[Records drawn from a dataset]
• • • •

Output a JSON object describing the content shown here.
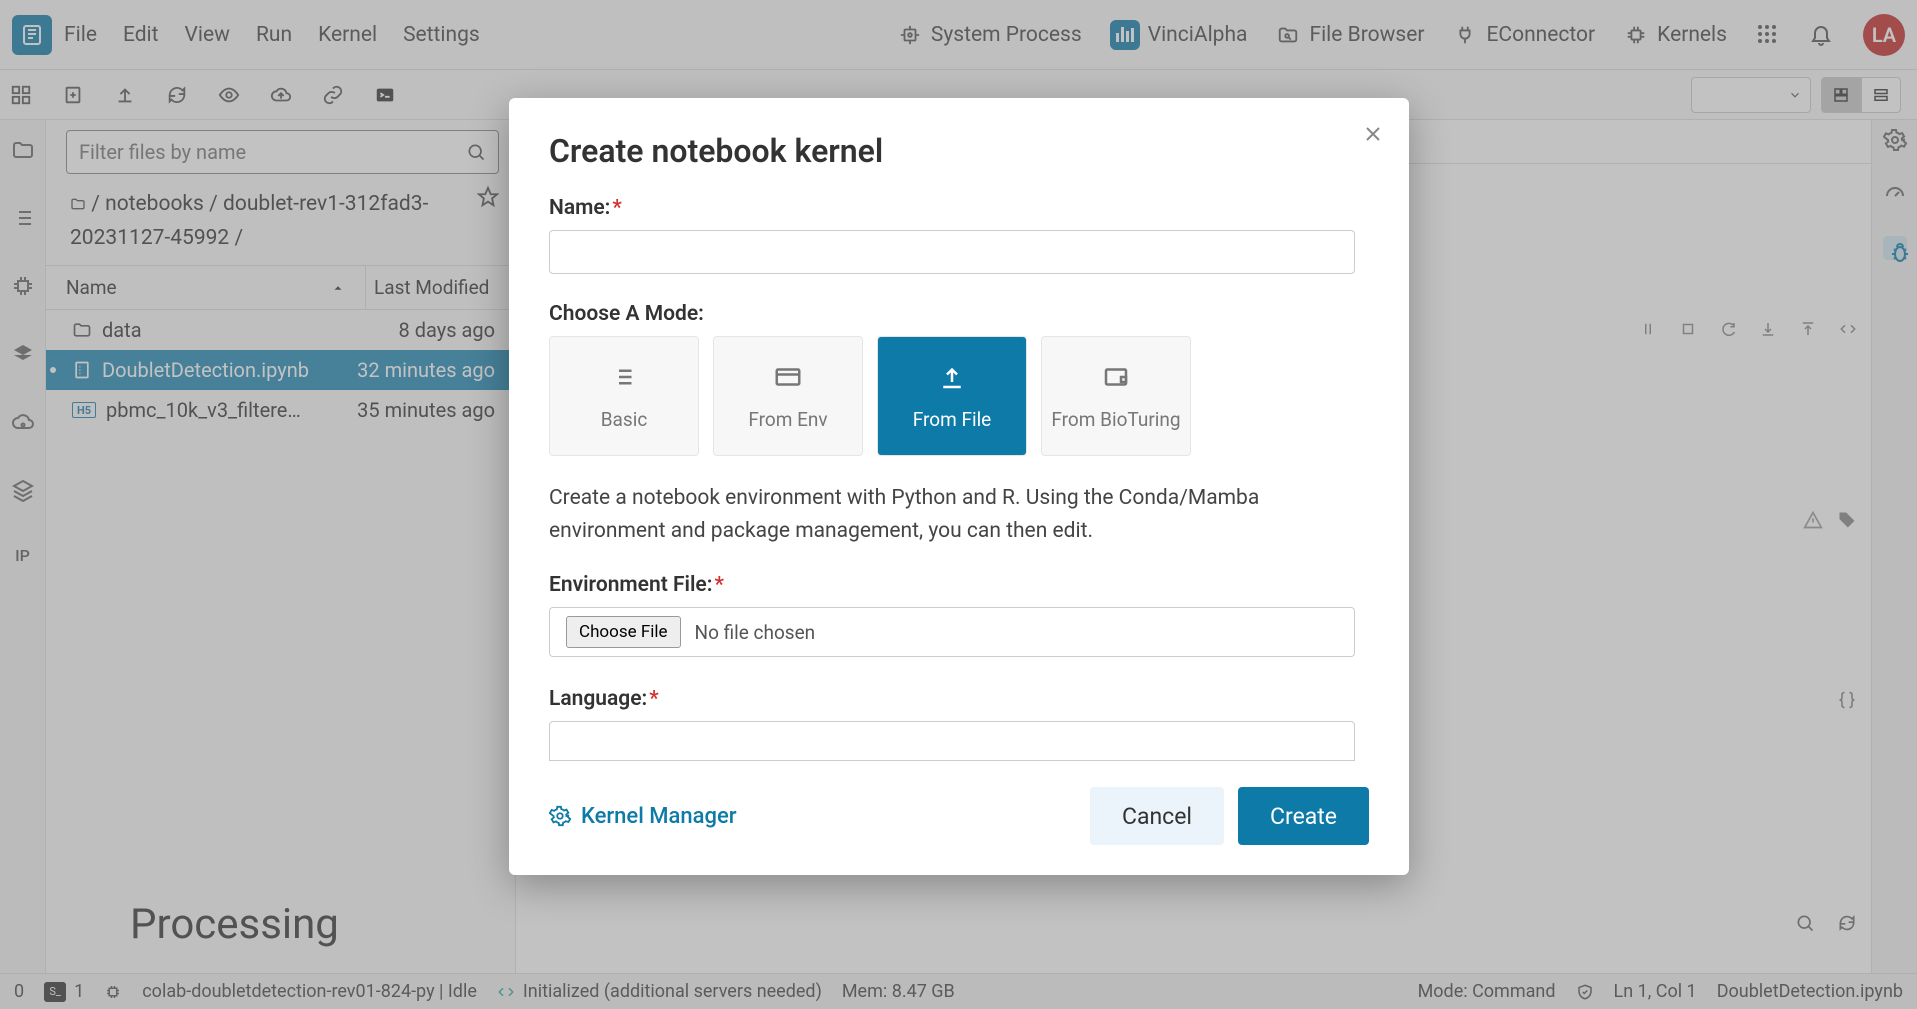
{
  "menubar": {
    "items": [
      "File",
      "Edit",
      "View",
      "Run",
      "Kernel",
      "Settings"
    ],
    "topnav": [
      {
        "label": "System Process"
      },
      {
        "label": "VinciAlpha"
      },
      {
        "label": "File Browser"
      },
      {
        "label": "EConnector"
      },
      {
        "label": "Kernels"
      }
    ],
    "avatar_initials": "LA"
  },
  "filter_placeholder": "Filter files by name",
  "breadcrumb": {
    "line1_a": "notebooks",
    "line1_b": "doublet-rev1-312fad3-",
    "line2": "20231127-45992 /"
  },
  "filecols": {
    "name": "Name",
    "modified": "Last Modified"
  },
  "files": [
    {
      "name": "data",
      "modified": "8 days ago",
      "type": "folder"
    },
    {
      "name": "DoubletDetection.ipynb",
      "modified": "32 minutes ago",
      "type": "nb",
      "selected": true
    },
    {
      "name": "pbmc_10k_v3_filtere…",
      "modified": "35 minutes ago",
      "type": "h5"
    }
  ],
  "rail_ip": "IP",
  "nb_tab": "DoubletDetection.ipynb",
  "nb_processing": "Processing",
  "statusbar": {
    "zero": "0",
    "one": "1",
    "kernel": "colab-doubletdetection-rev01-824-py | Idle",
    "init": "Initialized (additional servers needed)",
    "mem": "Mem: 8.47 GB",
    "mode": "Mode: Command",
    "ln": "Ln 1, Col 1",
    "file": "DoubletDetection.ipynb"
  },
  "modal": {
    "title": "Create notebook kernel",
    "name_label": "Name:",
    "mode_label": "Choose A Mode:",
    "modes": [
      "Basic",
      "From Env",
      "From File",
      "From BioTuring"
    ],
    "active_mode": 2,
    "desc": "Create a notebook environment with Python and R. Using the Conda/Mamba environment and package management, you can then edit.",
    "env_label": "Environment File:",
    "choose_file": "Choose File",
    "no_file": "No file chosen",
    "lang_label": "Language:",
    "km_link": "Kernel Manager",
    "cancel": "Cancel",
    "create": "Create"
  }
}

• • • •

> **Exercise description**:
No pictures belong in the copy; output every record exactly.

> **Answer**:
Output a JSON object describing the content shown here.
{
  "menubar": {
    "items": [
      "File",
      "Edit",
      "View",
      "Run",
      "Kernel",
      "Settings"
    ],
    "topnav": [
      {
        "label": "System Process"
      },
      {
        "label": "VinciAlpha"
      },
      {
        "label": "File Browser"
      },
      {
        "label": "EConnector"
      },
      {
        "label": "Kernels"
      }
    ],
    "avatar_initials": "LA"
  },
  "filter_placeholder": "Filter files by name",
  "breadcrumb": {
    "line1_a": "notebooks",
    "line1_b": "doublet-rev1-312fad3-",
    "line2": "20231127-45992 /"
  },
  "filecols": {
    "name": "Name",
    "modified": "Last Modified"
  },
  "files": [
    {
      "name": "data",
      "modified": "8 days ago",
      "type": "folder"
    },
    {
      "name": "DoubletDetection.ipynb",
      "modified": "32 minutes ago",
      "type": "nb",
      "selected": true
    },
    {
      "name": "pbmc_10k_v3_filtere…",
      "modified": "35 minutes ago",
      "type": "h5"
    }
  ],
  "rail_ip": "IP",
  "nb_tab": "DoubletDetection.ipynb",
  "nb_processing": "Processing",
  "statusbar": {
    "zero": "0",
    "one": "1",
    "kernel": "colab-doubletdetection-rev01-824-py | Idle",
    "init": "Initialized (additional servers needed)",
    "mem": "Mem: 8.47 GB",
    "mode": "Mode: Command",
    "ln": "Ln 1, Col 1",
    "file": "DoubletDetection.ipynb"
  },
  "modal": {
    "title": "Create notebook kernel",
    "name_label": "Name:",
    "mode_label": "Choose A Mode:",
    "modes": [
      "Basic",
      "From Env",
      "From File",
      "From BioTuring"
    ],
    "active_mode": 2,
    "desc": "Create a notebook environment with Python and R. Using the Conda/Mamba environment and package management, you can then edit.",
    "env_label": "Environment File:",
    "choose_file": "Choose File",
    "no_file": "No file chosen",
    "lang_label": "Language:",
    "km_link": "Kernel Manager",
    "cancel": "Cancel",
    "create": "Create"
  }
}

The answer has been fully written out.